Shearing a sheep is not a simple task, which is why many animal owners approach it with a sense of dread. It is necessary, though for the health and comfort of your sheep and fortunately it’s only something that you need to tackle once per year. You can sheer your sheep with a pair of hand sheers or get the job done more quickly with some electric clippers. Whichever tool you choose, shearing is a skill that takes some practice to master. Here are some simple steps to prepare for and shear your sheep so that you can get this task done as effortlessly as possible.
When to Shear Your Sheep
A sheep’s wool grows continuously, and if they aren’t sheared at least annually, they will become uncomfortable and stressed. This is particularly the case in hot and humid climates. Not shearing your sheep can lead to matted wool, which becomes even more difficult to remove later. Most sheep are sheared once per year, usually in the spring before the weather warms or before lambing. Shearing before lambing also creates a cleaner environment for baby lambs. If a sheep has a long fleece, it may require shearing twice per year.
Preparing to Shear
You should gather your sheep up to 12 hours before you plan to shear, so that they are less stressed for the process. This will also give their wool an opportunity to dry if you live in a wet climate. Shearing a sheep can be a physical job, so make sure that you are up to the task and consider doing some stretching exercises before you begin.
Getting Control of the Sheep
One of the biggest elements to successfully shearing a sheep is having proper control of the animal.

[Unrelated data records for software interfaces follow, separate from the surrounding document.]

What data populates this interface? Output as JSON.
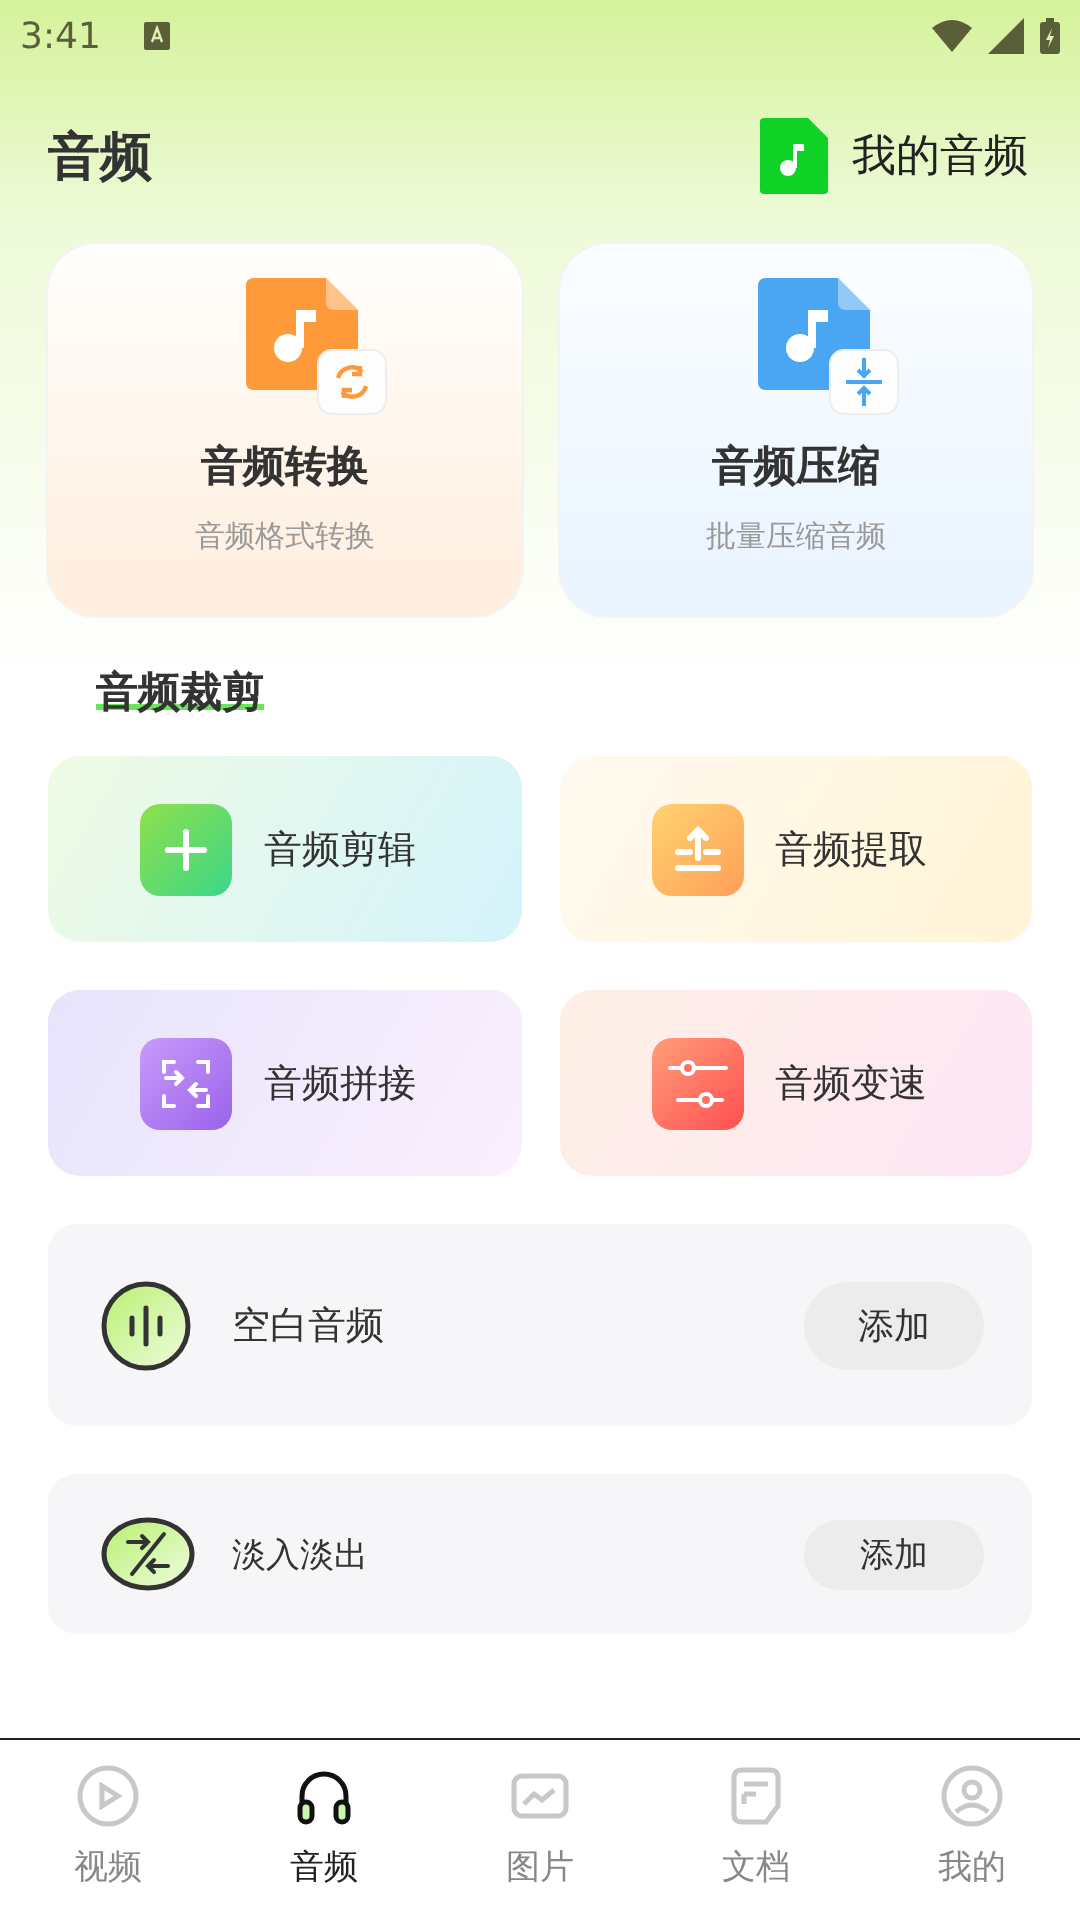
{
  "status_bar": {
    "time": "3:41"
  },
  "header": {
    "title": "音频",
    "my_audio": "我的音频"
  },
  "feature_cards": [
    {
      "title": "音频转换",
      "subtitle": "音频格式转换"
    },
    {
      "title": "音频压缩",
      "subtitle": "批量压缩音频"
    }
  ],
  "section_title": "音频裁剪",
  "tools": [
    {
      "label": "音频剪辑"
    },
    {
      "label": "音频提取"
    },
    {
      "label": "音频拼接"
    },
    {
      "label": "音频变速"
    }
  ],
  "list_items": [
    {
      "label": "空白音频",
      "button": "添加"
    },
    {
      "label": "淡入淡出",
      "button": "添加"
    }
  ],
  "nav": [
    {
      "label": "视频",
      "selected": false
    },
    {
      "label": "音频",
      "selected": true
    },
    {
      "label": "图片",
      "selected": false
    },
    {
      "label": "文档",
      "selected": false
    },
    {
      "label": "我的",
      "selected": false
    }
  ]
}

You want to firmly support the animal and get the job done as quickly as possible so that you can avoid any cuts or injury to either party in the process. Assuming you are right-handed, begin the process by slipping your left thumb into the sheep’s mouth, behind its incisor teeth. Place your other hand on it right hip and bend the sheep’s head to the right while twisting the sheep towards you. Gently lower the sheep to the ground to begin shearing.
The Act of Shearing Your Sheep
Using your feet or knees to hold the sheep in place, you can begin shearing in one piece. The steps that you can take in this process include:
- Begin by shearing the brisket and then travel through the left shoulder area. While the sheep is still on their left side, trim the top of their head and down the side of the neck.
- Rotate the sheep to their rump and shear down their shoulder as well as the entire left side. From there you can move to the belly and around the legs.
- Shift the sheep slightly to its right so that you can reach its back flank, backbone, and around the left side of its crotch.
- With the sheep completely on its right side, begin shearing them from the right side of the neck all the way down as you lift the sheep and slowly rotate them back over to their left side.
- Once they are back on their left side, you can complete the job by shearing the animal’s rump and the right side of its crotch.
If you own sheep, sheering them is a responsibility. Once you’ve sheared your sheep each year, they won’t have protections from the elements for as long as six weeks while new fleece grows. During this time, they should be given extra insulation in colder climates and provided with additional feed to help maintain their body temperatures. These extra steps will ensure that your sheep remain healthy and the wool can either provide extra income or material for your spinning projects.